Additionally, on an ongoing situation like a construction defect lawsuit where there are material risks and disclosures to potential buyers are necessary, many attorneys recommend providing owners with periodic updates on the pending litigation so they have something that explains what is going on in generic enough terms that the association will not be harmed, and provides sellers with the information to pass on to potential buyers. Usually some means of control is put into place in this circumstance, or words of caution, because this information is not suited for general distribution to the public.
I have to say also that sometimes attorneys take on cases that involve litigation for an association and the board sends out no notices to owners (although in some cases it should). Sometimes because the board is lead to believe that it will be able to recover attorneys fees from the other party to pay the association’s attorney and everything will be peachy in th end without alarming the owners.
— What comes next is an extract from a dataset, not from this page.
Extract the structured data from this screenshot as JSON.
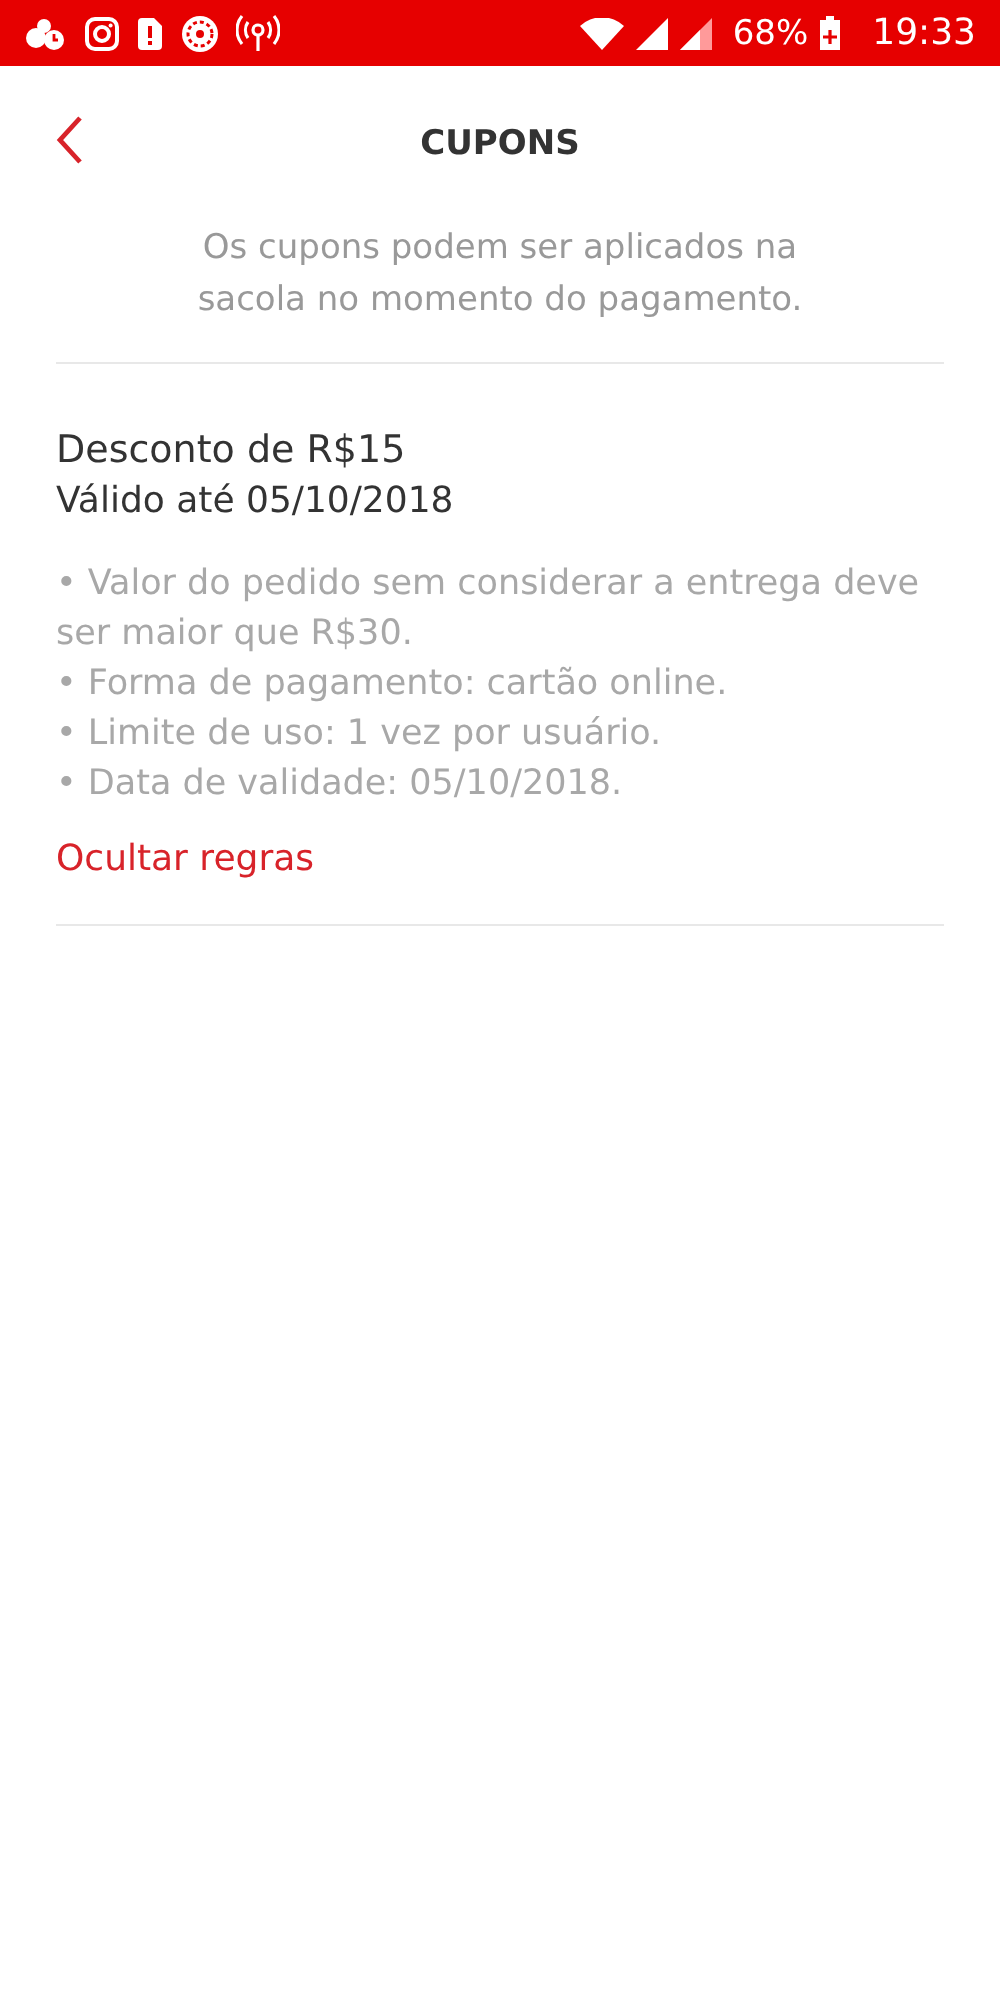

Well, sometimes the Association does not prevail, or does get some relief but not including an order to collect attorneys fees from the owner, or gets the order for reimbursement of fees and then the owner who loses declares bankruptcy or can’t pay – and then the board is caught in the position of refusing to pay the attorney or going to the members to collect a special assessment to pay the lawyer – sometimes even the lawyer fees on the other side if the association loses! And these kinds of situations are real dicey. If the boards had kept owners apprised all along of the realities, what was filed, what the association is doing about it, what the risks and benefits are, and how it might have impact on the members of the association, the board would not be as likely to end up in an untenable position.